- **YOUR TASK**
Where an entry contains a picture, omit the picture and repeat the rest exactly.

'''

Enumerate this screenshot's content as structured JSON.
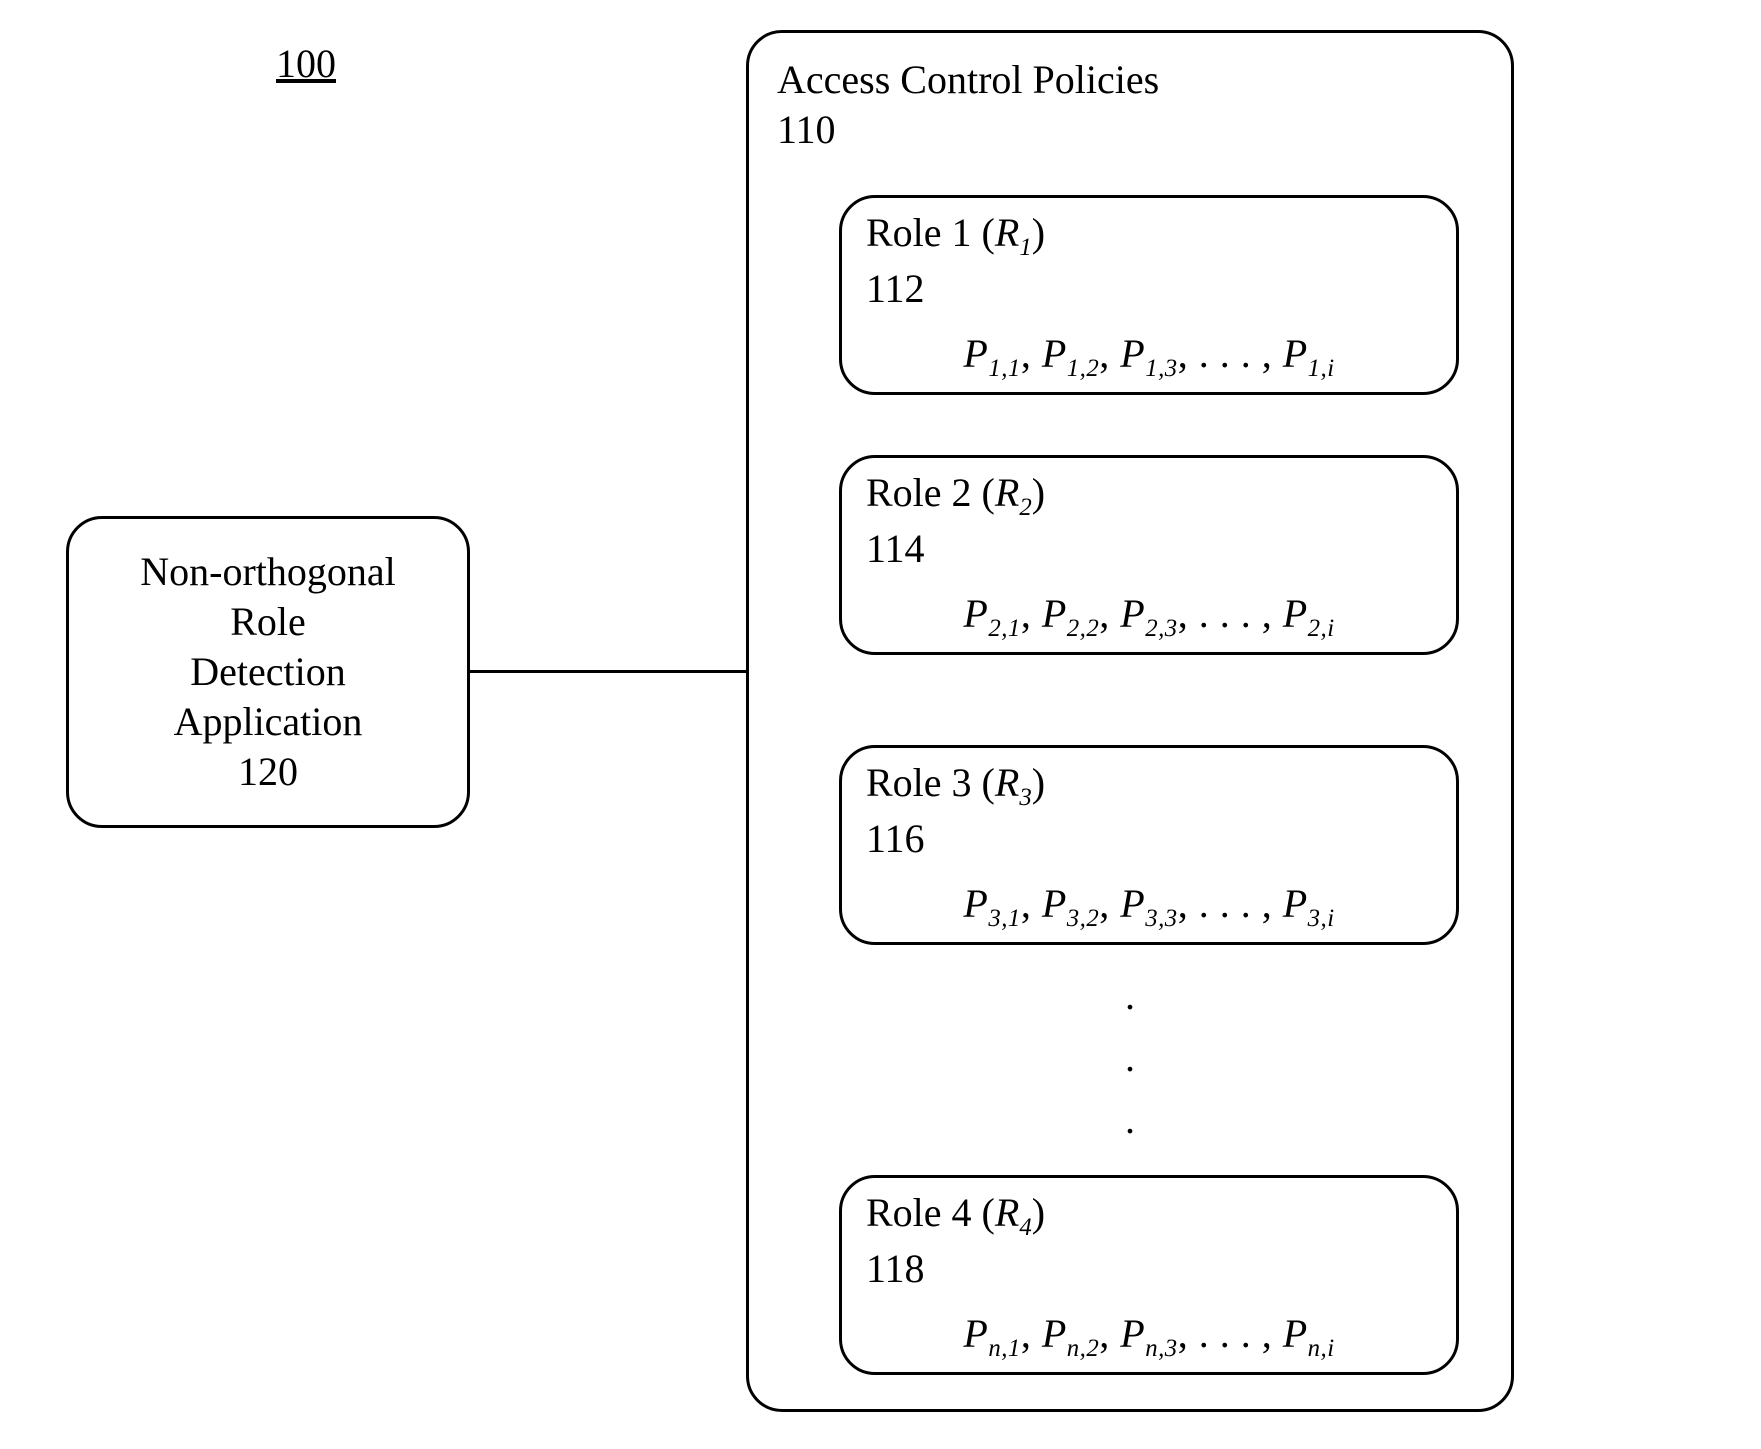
{
  "figure_number": "100",
  "app": {
    "line1": "Non-orthogonal Role",
    "line2": "Detection",
    "line3": "Application",
    "ref": "120"
  },
  "policies": {
    "title": "Access Control Policies",
    "ref": "110",
    "roles": [
      {
        "label_prefix": "Role 1 (",
        "symbol": "R",
        "symbol_sub": "1",
        "label_suffix": ")",
        "ref": "112",
        "perm_base": "P",
        "perm_subs": [
          "1,1",
          "1,2",
          "1,3",
          "1,i"
        ],
        "ellipsis": ". . . ,"
      },
      {
        "label_prefix": "Role 2 (",
        "symbol": "R",
        "symbol_sub": "2",
        "label_suffix": ")",
        "ref": "114",
        "perm_base": "P",
        "perm_subs": [
          "2,1",
          "2,2",
          "2,3",
          "2,i"
        ],
        "ellipsis": ". . . ,"
      },
      {
        "label_prefix": "Role 3 (",
        "symbol": "R",
        "symbol_sub": "3",
        "label_suffix": ")",
        "ref": "116",
        "perm_base": "P",
        "perm_subs": [
          "3,1",
          "3,2",
          "3,3",
          "3,i"
        ],
        "ellipsis": ". . . ,"
      },
      {
        "label_prefix": "Role 4 (",
        "symbol": "R",
        "symbol_sub": "4",
        "label_suffix": ")",
        "ref": "118",
        "perm_base": "P",
        "perm_subs": [
          "n,1",
          "n,2",
          "n,3",
          "n,i"
        ],
        "ellipsis": ". . . ,"
      }
    ],
    "vdots": "."
  }
}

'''

- **ANSWER TO THIS PROBLEM**
Enumerate this screenshot's content as structured JSON.
{
  "figure_number": "100",
  "app": {
    "line1": "Non-orthogonal Role",
    "line2": "Detection",
    "line3": "Application",
    "ref": "120"
  },
  "policies": {
    "title": "Access Control Policies",
    "ref": "110",
    "roles": [
      {
        "label_prefix": "Role 1 (",
        "symbol": "R",
        "symbol_sub": "1",
        "label_suffix": ")",
        "ref": "112",
        "perm_base": "P",
        "perm_subs": [
          "1,1",
          "1,2",
          "1,3",
          "1,i"
        ],
        "ellipsis": ". . . ,"
      },
      {
        "label_prefix": "Role 2 (",
        "symbol": "R",
        "symbol_sub": "2",
        "label_suffix": ")",
        "ref": "114",
        "perm_base": "P",
        "perm_subs": [
          "2,1",
          "2,2",
          "2,3",
          "2,i"
        ],
        "ellipsis": ". . . ,"
      },
      {
        "label_prefix": "Role 3 (",
        "symbol": "R",
        "symbol_sub": "3",
        "label_suffix": ")",
        "ref": "116",
        "perm_base": "P",
        "perm_subs": [
          "3,1",
          "3,2",
          "3,3",
          "3,i"
        ],
        "ellipsis": ". . . ,"
      },
      {
        "label_prefix": "Role 4 (",
        "symbol": "R",
        "symbol_sub": "4",
        "label_suffix": ")",
        "ref": "118",
        "perm_base": "P",
        "perm_subs": [
          "n,1",
          "n,2",
          "n,3",
          "n,i"
        ],
        "ellipsis": ". . . ,"
      }
    ],
    "vdots": "."
  }
}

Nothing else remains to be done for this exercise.